What the task requires | Records follow. Select each line holding "title".

Entries from a dataset of interfaces:
···

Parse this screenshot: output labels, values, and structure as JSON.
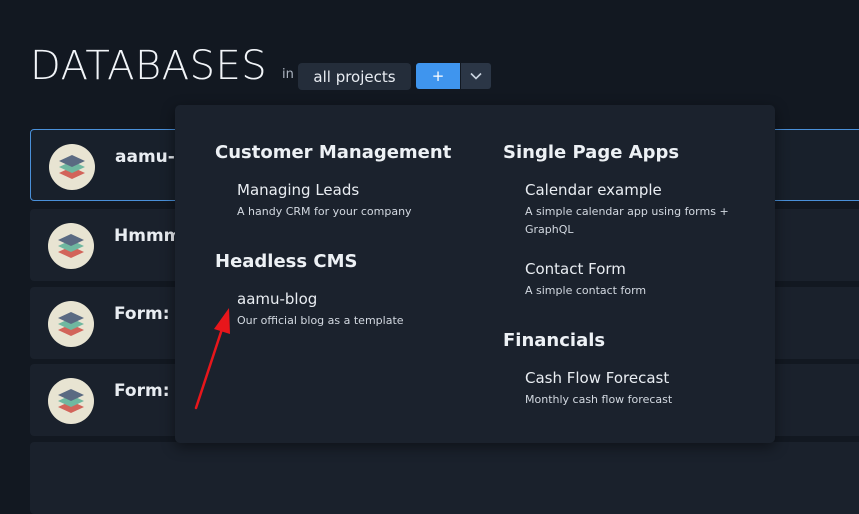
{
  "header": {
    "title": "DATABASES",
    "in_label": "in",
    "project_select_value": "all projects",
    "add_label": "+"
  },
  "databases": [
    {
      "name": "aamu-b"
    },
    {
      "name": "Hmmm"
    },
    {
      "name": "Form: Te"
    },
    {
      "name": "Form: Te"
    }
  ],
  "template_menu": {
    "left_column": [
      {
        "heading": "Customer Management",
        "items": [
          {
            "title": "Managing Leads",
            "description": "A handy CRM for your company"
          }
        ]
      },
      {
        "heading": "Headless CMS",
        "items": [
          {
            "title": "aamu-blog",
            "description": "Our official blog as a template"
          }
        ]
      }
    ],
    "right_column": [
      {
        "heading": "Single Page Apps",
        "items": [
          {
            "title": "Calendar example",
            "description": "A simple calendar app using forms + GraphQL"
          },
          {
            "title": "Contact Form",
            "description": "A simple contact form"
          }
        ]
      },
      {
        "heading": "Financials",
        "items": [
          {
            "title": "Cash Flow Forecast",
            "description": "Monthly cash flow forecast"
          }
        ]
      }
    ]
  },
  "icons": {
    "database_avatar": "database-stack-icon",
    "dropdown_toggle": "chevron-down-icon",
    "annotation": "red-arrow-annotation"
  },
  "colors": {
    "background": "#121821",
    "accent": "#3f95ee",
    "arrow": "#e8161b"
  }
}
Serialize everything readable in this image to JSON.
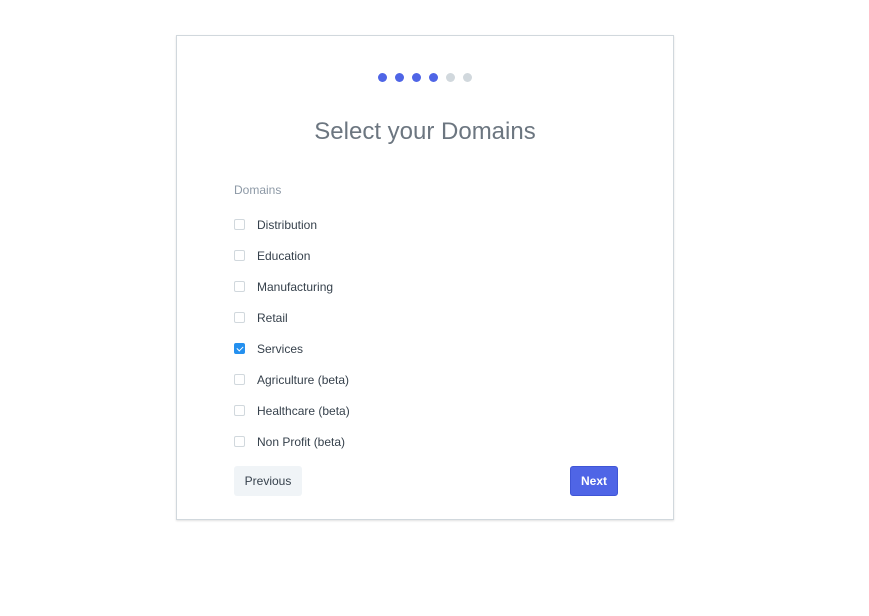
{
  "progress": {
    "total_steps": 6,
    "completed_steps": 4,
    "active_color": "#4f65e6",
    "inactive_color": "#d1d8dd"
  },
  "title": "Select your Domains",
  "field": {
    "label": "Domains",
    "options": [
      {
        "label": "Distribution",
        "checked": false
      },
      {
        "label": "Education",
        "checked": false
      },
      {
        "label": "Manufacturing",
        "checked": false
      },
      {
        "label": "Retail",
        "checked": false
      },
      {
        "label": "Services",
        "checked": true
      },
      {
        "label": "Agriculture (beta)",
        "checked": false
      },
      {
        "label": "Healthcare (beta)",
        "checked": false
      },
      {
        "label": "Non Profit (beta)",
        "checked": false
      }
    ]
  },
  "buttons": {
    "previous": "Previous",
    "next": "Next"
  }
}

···

Response |
    "title": "DATABASES",
            "title": "Managing Leads",
            "title": "aamu-blog",
            "title": "Calendar example",
            "title": "Contact Form",
            "title": "Cash Flow Forecast",
  "title": "Select your Domains",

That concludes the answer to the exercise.